→ **Required action**
Output each record exactly. Leave none out.

→ **Interface dataset entries**
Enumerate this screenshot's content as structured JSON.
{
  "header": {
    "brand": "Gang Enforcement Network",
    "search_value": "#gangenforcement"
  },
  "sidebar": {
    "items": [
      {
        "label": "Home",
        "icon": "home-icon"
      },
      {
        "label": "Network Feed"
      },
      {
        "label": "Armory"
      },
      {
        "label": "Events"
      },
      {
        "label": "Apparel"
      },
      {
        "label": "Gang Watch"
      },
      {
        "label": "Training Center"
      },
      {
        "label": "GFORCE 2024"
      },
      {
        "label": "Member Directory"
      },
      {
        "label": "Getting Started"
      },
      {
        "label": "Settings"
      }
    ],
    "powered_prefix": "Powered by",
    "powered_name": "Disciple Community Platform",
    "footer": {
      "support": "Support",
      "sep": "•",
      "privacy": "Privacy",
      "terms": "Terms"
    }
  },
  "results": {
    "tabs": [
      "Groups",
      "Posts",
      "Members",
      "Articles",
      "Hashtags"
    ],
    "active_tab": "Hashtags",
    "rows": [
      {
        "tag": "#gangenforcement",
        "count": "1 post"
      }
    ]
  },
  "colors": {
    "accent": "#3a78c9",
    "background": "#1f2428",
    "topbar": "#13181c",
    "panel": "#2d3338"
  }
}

→ **Expected output**
Enumerate this screenshot's content as structured JSON.
{
  "header": {
    "brand": "Gang Enforcement Network",
    "search_value": "#gangenforcement"
  },
  "sidebar": {
    "items": [
      {
        "label": "Home",
        "icon": "home-icon"
      },
      {
        "label": "Network Feed"
      },
      {
        "label": "Armory"
      },
      {
        "label": "Events"
      },
      {
        "label": "Apparel"
      },
      {
        "label": "Gang Watch"
      },
      {
        "label": "Training Center"
      },
      {
        "label": "GFORCE 2024"
      },
      {
        "label": "Member Directory"
      },
      {
        "label": "Getting Started"
      },
      {
        "label": "Settings"
      }
    ],
    "powered_prefix": "Powered by",
    "powered_name": "Disciple Community Platform",
    "footer": {
      "support": "Support",
      "sep": "•",
      "privacy": "Privacy",
      "terms": "Terms"
    }
  },
  "results": {
    "tabs": [
      "Groups",
      "Posts",
      "Members",
      "Articles",
      "Hashtags"
    ],
    "active_tab": "Hashtags",
    "rows": [
      {
        "tag": "#gangenforcement",
        "count": "1 post"
      }
    ]
  },
  "colors": {
    "accent": "#3a78c9",
    "background": "#1f2428",
    "topbar": "#13181c",
    "panel": "#2d3338"
  }
}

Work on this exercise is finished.